----- EXTRACTED ENTRIES

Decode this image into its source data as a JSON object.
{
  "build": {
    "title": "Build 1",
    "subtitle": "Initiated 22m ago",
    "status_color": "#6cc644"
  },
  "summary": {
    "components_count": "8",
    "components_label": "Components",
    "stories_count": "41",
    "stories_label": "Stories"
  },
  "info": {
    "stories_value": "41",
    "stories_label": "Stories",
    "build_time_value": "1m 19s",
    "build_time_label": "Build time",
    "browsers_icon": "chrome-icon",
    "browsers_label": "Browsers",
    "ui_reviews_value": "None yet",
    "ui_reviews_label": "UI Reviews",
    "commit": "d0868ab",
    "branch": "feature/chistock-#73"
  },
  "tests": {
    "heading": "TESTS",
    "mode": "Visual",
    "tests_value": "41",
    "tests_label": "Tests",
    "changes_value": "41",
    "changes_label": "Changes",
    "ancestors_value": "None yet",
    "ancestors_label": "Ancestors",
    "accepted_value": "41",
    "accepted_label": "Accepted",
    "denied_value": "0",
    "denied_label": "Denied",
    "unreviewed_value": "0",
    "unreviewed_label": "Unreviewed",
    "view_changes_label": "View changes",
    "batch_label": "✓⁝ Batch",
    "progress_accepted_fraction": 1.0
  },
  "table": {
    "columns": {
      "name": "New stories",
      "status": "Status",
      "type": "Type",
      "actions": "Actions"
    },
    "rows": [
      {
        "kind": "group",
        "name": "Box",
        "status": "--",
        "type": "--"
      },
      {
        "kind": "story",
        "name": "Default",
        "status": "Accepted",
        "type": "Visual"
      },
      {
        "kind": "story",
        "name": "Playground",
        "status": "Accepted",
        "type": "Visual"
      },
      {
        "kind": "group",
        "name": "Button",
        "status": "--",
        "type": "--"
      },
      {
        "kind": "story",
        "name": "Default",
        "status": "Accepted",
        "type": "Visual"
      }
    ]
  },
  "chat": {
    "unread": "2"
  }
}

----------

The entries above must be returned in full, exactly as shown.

Decode this image into its source data as a JSON object.
{
  "build": {
    "title": "Build 1",
    "subtitle": "Initiated 22m ago",
    "status_color": "#6cc644"
  },
  "summary": {
    "components_count": "8",
    "components_label": "Components",
    "stories_count": "41",
    "stories_label": "Stories"
  },
  "info": {
    "stories_value": "41",
    "stories_label": "Stories",
    "build_time_value": "1m 19s",
    "build_time_label": "Build time",
    "browsers_icon": "chrome-icon",
    "browsers_label": "Browsers",
    "ui_reviews_value": "None yet",
    "ui_reviews_label": "UI Reviews",
    "commit": "d0868ab",
    "branch": "feature/chistock-#73"
  },
  "tests": {
    "heading": "TESTS",
    "mode": "Visual",
    "tests_value": "41",
    "tests_label": "Tests",
    "changes_value": "41",
    "changes_label": "Changes",
    "ancestors_value": "None yet",
    "ancestors_label": "Ancestors",
    "accepted_value": "41",
    "accepted_label": "Accepted",
    "denied_value": "0",
    "denied_label": "Denied",
    "unreviewed_value": "0",
    "unreviewed_label": "Unreviewed",
    "view_changes_label": "View changes",
    "batch_label": "✓⁝ Batch",
    "progress_accepted_fraction": 1.0
  },
  "table": {
    "columns": {
      "name": "New stories",
      "status": "Status",
      "type": "Type",
      "actions": "Actions"
    },
    "rows": [
      {
        "kind": "group",
        "name": "Box",
        "status": "--",
        "type": "--"
      },
      {
        "kind": "story",
        "name": "Default",
        "status": "Accepted",
        "type": "Visual"
      },
      {
        "kind": "story",
        "name": "Playground",
        "status": "Accepted",
        "type": "Visual"
      },
      {
        "kind": "group",
        "name": "Button",
        "status": "--",
        "type": "--"
      },
      {
        "kind": "story",
        "name": "Default",
        "status": "Accepted",
        "type": "Visual"
      }
    ]
  },
  "chat": {
    "unread": "2"
  }
}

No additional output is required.